Here’s why this question is ineffective: This question cannot answer whether or not your interviewee will be a good employee. It’s also illegal to base hiring decisions on a person’s sexual orientation.
Here’s what to ask instead: There is no alternative question to ask.
16. Do you have any children?
Here’s why this question is ineffective: Also, “Do you plan to start a family?” It’s illegal to ask about family planning in a job interview. The Pregnancy Discrimination Act forbids discrimination against an applicant due to pregnancy or childbirth.
Here’s what to ask instead: Are you available to work overtime?
17. Have you ever been arrested?
Here’s why this question is ineffective: You can ask about convictions, but not about arrest records. According to the law, you are innocent (even if you’ve been detained by the police) unless you’ve been convicted of a crime.
Here’s what to ask instead: Have you ever been convicted of a crime? Before asking this question, make sure you check with your state employment agency. Some states place limits on how employers can inquire about or use criminal history in employment decisions. Also, you may not need to ask this question if you run criminal background checks on your applicants.
18. What country are your from?
Here’s why this question is ineffective: Also, “where are you from,” and “what is your ethnic heritage?” fall into our list of the worst interview questions. This may seem like an innocent enough question, but it is inappropriate to ask a candidate this and could land you in legal trouble. Your ethnicity or cultural heritage can’t determine your qualification for a job.
Here’s what to ask instead: Are you authorized to work in the US? (this will allow you to determine if you would need to sponsor the job applicant)
19. Do you like drinking socially?
Here’s why this question is ineffective: This question and its subsequent answer are inappropriate in a job interview because it does not give insight on the applicant’s qualifications for the job.
Here’s what to ask instead: Have you ever been disciplined for violating a company policy that prohibits the use of alcohol or tobacco?
20. What is your religion?
Here’s why this question is ineffective: You cannot pry into someone’s religious background, and you can’t use that information to determine their worthiness to do the job. This is prohibited by law.

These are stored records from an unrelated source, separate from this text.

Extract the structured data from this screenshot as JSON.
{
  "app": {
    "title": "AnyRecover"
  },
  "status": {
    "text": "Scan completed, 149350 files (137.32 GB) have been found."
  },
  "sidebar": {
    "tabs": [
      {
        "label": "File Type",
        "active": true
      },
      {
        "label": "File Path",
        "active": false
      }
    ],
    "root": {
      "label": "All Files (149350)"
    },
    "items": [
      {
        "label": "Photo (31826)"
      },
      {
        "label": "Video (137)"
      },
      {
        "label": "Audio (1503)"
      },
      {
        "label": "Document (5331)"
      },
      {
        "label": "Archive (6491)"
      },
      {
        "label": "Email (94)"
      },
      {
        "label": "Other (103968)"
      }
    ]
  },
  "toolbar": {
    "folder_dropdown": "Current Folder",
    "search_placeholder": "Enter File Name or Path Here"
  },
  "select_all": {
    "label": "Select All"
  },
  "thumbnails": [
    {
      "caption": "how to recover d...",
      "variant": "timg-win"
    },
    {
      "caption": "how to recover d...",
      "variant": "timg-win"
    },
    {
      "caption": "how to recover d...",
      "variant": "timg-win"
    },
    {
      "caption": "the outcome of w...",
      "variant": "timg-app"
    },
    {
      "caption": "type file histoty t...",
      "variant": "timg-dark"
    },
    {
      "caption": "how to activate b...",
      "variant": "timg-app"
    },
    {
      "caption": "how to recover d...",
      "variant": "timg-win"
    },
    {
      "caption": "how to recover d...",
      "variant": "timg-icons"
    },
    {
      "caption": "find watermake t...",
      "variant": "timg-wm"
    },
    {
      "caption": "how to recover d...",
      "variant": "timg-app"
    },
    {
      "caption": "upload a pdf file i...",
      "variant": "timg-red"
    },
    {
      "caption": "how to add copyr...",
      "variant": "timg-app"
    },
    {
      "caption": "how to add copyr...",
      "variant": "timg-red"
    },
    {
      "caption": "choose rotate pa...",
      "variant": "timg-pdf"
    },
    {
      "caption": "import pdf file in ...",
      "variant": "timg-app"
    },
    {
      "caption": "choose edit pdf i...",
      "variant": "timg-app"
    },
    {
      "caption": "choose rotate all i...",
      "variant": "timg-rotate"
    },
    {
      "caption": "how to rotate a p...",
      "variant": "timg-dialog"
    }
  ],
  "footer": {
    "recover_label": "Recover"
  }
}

Here’s what to ask instead: What days are you available to work?
21. What holidays do you observe?
Here’s why this question is ineffective: This question, as innocent as it may seem, intrudes on the interviewee’s personal beliefs and is dangerously close to the prohibited question about religion.
Here’s what to ask instead: Are there any days or times when you cannot work?
22. Where do you see yourself in 5 or 10 years?
Here’s why this question is ineffective: This question is unrealistic because few people can see that far into the future and they usually have grandiose ideas that aren’t grounded in reality.
Here’s what to ask instead: What are your career goals, and how will this position help you reach those goals?
23. Do you have any disabilities that can prevent you from doing this job?
Here’s why this question is ineffective: This question can suggest discrimination based on perceived physicality. The Americans with Disabilities Act (ADA) protects people with disabilities from discrimination as long as they can perform a job with reasonable accommodation.
Here’s what to ask instead: Can you stand for X hours per day?
24. Are you a U.S. citizen?
Here’s why this question is ineffective: You cannot legally ask about someone’s birthplace or even if they are a U.S. citizen.
Here’s what to ask instead: Are you authorized or legally eligible to work in the US?
25. What is your salary history?
Here’s why this question is ineffective: Also, “what salary do you expect?” These questions fall into our roundup of the worst interview questions because they tend to make interviewees feel defensive. Candidates may not be sure whether you will lower the salary offered based on their answer. They may even inflate their salary expectations.
Here’s what to ask instead: There is no alternative question to ask. The best practice is to make an offer based on your company’s financial situation and values.
Over to You
Do you have a cringeworthy interview question to add that we missed? Share it in the comments below.